Prompt: Every entry must be copied word for word.

Given entries:
*** Block opens ***
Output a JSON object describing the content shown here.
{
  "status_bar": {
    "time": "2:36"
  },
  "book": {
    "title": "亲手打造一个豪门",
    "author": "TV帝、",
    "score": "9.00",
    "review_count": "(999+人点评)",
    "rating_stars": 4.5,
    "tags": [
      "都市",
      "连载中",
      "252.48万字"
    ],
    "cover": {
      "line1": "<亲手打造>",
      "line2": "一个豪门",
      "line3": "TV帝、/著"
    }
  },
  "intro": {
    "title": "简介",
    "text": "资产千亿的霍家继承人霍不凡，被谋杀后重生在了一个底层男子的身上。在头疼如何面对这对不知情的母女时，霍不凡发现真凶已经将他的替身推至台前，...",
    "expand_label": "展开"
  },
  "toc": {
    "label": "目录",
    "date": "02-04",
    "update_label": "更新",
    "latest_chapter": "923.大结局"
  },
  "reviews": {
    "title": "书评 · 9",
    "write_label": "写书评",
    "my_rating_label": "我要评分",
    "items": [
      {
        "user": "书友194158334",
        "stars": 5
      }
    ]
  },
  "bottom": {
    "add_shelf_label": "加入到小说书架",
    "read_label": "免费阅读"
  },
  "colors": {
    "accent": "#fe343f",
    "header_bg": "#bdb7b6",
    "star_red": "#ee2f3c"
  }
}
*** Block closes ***
Final answer:
Output a JSON object describing the content shown here.
{
  "status_bar": {
    "time": "2:36"
  },
  "book": {
    "title": "亲手打造一个豪门",
    "author": "TV帝、",
    "score": "9.00",
    "review_count": "(999+人点评)",
    "rating_stars": 4.5,
    "tags": [
      "都市",
      "连载中",
      "252.48万字"
    ],
    "cover": {
      "line1": "<亲手打造>",
      "line2": "一个豪门",
      "line3": "TV帝、/著"
    }
  },
  "intro": {
    "title": "简介",
    "text": "资产千亿的霍家继承人霍不凡，被谋杀后重生在了一个底层男子的身上。在头疼如何面对这对不知情的母女时，霍不凡发现真凶已经将他的替身推至台前，...",
    "expand_label": "展开"
  },
  "toc": {
    "label": "目录",
    "date": "02-04",
    "update_label": "更新",
    "latest_chapter": "923.大结局"
  },
  "reviews": {
    "title": "书评 · 9",
    "write_label": "写书评",
    "my_rating_label": "我要评分",
    "items": [
      {
        "user": "书友194158334",
        "stars": 5
      }
    ]
  },
  "bottom": {
    "add_shelf_label": "加入到小说书架",
    "read_label": "免费阅读"
  },
  "colors": {
    "accent": "#fe343f",
    "header_bg": "#bdb7b6",
    "star_red": "#ee2f3c"
  }
}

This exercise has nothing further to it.